Moreover, note how dismissive he is of establishing “specificity” in his idiosyncratic sense. This, again, was precisely my point. Dembski and his supporters tell the world he has a mathematically rigorous way of distinguishing real patterns from artificial ones. But that mathematical machinery plays no role at all in his actual argument that the flagellum, say, is specified. Apparently, to specify a flagellum it is sufficient to say, “Kinda looks like an outboard motor.” Nothing rigorous about it. And since biologists argue that natural selection crafts functional systems as a matter of course, I would say the question of specificity is very much in question.
If this excerpt is representative of the rest of the book, then I do not think his critics have anything to worry about.
Let me finish with an extended analogy. Suppose someone tells you they drew five cards from a shuffled deck and that all were the same suit. He asks you to work out the probability of that happening. No problem, that is a basic calculation. But then he gives you a plot twist. He tells you that his deck has millions of cards and dozens of suits, and that he will not be any more specific than that. At this point you laugh and say you need more information to find the probability, thinking that you had just stated the obvious.
But now an ID proponent charges into the room. He says, “Of course you can work out the probability. Just assume there are exactly one million cards and forty suits, with the same number of cards in each suit.” He then scribbles down elaborate calculations involving factorials and binomial coefficients.
Astonished that anyone would seriously put forth such a thing, you reply that his calculation is silly since it is based on entirely arbitrary assumptions.

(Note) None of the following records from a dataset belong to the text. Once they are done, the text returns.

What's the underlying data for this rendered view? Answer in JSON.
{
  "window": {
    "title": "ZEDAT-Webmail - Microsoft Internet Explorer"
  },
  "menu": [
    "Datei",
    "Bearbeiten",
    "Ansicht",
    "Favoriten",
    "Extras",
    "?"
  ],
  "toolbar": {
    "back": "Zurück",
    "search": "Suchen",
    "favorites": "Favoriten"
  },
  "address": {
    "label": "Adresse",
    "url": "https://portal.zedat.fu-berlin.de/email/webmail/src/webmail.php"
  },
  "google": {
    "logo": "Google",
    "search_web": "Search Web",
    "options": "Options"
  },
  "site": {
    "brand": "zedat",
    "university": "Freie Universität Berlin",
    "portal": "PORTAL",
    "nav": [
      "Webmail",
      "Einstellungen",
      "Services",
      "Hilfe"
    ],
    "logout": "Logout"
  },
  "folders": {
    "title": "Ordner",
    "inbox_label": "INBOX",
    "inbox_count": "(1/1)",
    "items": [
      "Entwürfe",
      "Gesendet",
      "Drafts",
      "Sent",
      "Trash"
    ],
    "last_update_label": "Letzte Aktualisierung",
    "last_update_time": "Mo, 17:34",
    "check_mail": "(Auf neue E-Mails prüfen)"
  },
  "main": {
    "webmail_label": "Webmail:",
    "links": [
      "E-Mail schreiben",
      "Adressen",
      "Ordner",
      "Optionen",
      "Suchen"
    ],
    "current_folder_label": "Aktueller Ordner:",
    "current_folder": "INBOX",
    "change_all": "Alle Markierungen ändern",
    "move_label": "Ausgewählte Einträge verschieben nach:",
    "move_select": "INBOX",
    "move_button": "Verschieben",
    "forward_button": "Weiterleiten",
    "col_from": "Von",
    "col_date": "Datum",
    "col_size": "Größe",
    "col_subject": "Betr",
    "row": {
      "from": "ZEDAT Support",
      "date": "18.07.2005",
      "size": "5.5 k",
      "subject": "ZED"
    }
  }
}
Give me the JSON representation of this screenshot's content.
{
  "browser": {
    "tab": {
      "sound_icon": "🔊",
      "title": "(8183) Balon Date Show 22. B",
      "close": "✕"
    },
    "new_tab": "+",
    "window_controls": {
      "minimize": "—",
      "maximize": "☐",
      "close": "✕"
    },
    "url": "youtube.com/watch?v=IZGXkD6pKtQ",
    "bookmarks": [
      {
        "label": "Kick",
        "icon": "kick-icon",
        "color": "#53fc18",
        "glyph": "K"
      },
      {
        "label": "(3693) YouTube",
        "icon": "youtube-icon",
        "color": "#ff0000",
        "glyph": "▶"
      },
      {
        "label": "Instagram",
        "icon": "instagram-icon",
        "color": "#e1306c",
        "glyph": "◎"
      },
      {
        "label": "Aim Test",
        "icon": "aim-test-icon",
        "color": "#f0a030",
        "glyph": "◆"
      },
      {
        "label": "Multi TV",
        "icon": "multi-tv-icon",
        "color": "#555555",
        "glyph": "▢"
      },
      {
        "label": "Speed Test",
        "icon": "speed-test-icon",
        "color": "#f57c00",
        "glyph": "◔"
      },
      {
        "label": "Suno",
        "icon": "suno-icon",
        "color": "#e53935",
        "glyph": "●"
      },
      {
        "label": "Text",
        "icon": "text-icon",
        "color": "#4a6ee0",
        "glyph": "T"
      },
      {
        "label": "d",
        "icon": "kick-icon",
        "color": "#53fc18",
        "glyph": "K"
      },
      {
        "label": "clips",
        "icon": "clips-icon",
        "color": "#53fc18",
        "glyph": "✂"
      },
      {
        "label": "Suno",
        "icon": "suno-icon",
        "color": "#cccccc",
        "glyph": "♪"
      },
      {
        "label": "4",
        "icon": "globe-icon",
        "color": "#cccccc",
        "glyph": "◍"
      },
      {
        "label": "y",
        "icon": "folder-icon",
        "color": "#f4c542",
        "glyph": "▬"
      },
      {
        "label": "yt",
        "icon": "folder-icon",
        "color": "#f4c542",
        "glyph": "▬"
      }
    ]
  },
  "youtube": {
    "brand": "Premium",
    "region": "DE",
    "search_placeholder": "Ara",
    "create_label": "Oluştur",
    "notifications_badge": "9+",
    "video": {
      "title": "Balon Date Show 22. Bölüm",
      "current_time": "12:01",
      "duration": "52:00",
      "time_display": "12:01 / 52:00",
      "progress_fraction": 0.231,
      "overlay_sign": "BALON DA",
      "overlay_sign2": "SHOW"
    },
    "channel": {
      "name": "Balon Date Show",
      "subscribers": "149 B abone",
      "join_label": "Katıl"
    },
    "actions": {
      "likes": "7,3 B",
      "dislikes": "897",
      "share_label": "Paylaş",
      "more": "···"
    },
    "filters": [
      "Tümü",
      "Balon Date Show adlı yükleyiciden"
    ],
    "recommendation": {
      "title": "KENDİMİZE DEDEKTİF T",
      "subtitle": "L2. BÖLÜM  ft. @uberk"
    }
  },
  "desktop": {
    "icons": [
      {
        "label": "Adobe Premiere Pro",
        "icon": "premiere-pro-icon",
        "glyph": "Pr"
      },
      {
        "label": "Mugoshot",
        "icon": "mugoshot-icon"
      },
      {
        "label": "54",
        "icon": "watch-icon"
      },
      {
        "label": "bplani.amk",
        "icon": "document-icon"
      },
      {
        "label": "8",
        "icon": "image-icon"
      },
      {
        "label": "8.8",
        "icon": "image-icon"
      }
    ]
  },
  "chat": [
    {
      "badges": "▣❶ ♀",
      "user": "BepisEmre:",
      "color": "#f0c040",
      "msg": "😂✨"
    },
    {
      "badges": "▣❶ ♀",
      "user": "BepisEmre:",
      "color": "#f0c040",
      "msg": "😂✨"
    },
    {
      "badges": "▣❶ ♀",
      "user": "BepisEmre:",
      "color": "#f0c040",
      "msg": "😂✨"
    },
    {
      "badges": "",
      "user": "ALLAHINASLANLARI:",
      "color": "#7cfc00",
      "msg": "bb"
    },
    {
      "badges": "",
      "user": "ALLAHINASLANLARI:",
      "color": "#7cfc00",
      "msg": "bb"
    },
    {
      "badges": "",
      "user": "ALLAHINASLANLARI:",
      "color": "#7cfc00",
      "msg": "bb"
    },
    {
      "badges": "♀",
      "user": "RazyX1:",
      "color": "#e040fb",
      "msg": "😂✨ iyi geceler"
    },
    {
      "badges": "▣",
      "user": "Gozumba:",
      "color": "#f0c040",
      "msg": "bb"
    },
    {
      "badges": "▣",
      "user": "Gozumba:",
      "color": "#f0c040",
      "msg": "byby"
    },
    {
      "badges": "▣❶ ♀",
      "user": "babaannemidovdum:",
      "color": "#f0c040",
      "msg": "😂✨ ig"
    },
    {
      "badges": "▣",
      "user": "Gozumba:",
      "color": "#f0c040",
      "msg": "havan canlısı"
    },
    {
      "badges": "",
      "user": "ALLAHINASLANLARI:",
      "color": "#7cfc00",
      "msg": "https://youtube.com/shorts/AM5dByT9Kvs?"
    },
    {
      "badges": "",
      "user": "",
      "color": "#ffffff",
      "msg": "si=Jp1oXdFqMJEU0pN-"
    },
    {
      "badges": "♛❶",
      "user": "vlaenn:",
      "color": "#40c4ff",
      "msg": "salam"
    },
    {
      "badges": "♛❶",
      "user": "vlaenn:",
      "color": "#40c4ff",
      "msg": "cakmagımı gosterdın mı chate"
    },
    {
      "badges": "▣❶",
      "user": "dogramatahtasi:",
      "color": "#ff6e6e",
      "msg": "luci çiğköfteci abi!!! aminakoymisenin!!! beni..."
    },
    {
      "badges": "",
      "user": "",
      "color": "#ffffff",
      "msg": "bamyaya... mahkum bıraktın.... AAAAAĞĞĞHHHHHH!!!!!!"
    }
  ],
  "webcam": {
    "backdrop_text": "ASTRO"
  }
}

But he just ignores you and says, “And not only is this improbable, but it’s also specified! I mean, seriously, five cards of the same suit. What an obvious pattern!”
At this point you are face-palming and rolling your eyes. You point out that since we know nothing about the distribution of suits in this deck, we have no idea if it is remarkable to get five cards of the same suit. You say, “For all we know one suit is so overrepresented in the deck that getting five of the same suit is close to inevitable.” Again, you are surprised you need to point this out.
But the ID proponent is undaunted. He shouts, “You’re just a dogmatic, anti-religious tool of the scientific mafia.” Then he runs out of the room and writes books telling the world about how he has revolutionized mathematics, biology, and philosophy. His sycophants start calling him the Isaac Newton of information theory. Meanwhile, you are left wondering what just happened.
End scene. I think that captures the frustration scientists feel when addressing ID proponents. Except that there is one point where my analogy does not go far enough: In the analogy, the assumptions underlying the calculation were merely unjustified. In Dembski’s writing, the assumptions are plainly false.
Dembski packs an astonishing amount of error into such a short excerpt, and there is much more to comment on than what I have presented here. But we will save that for another day.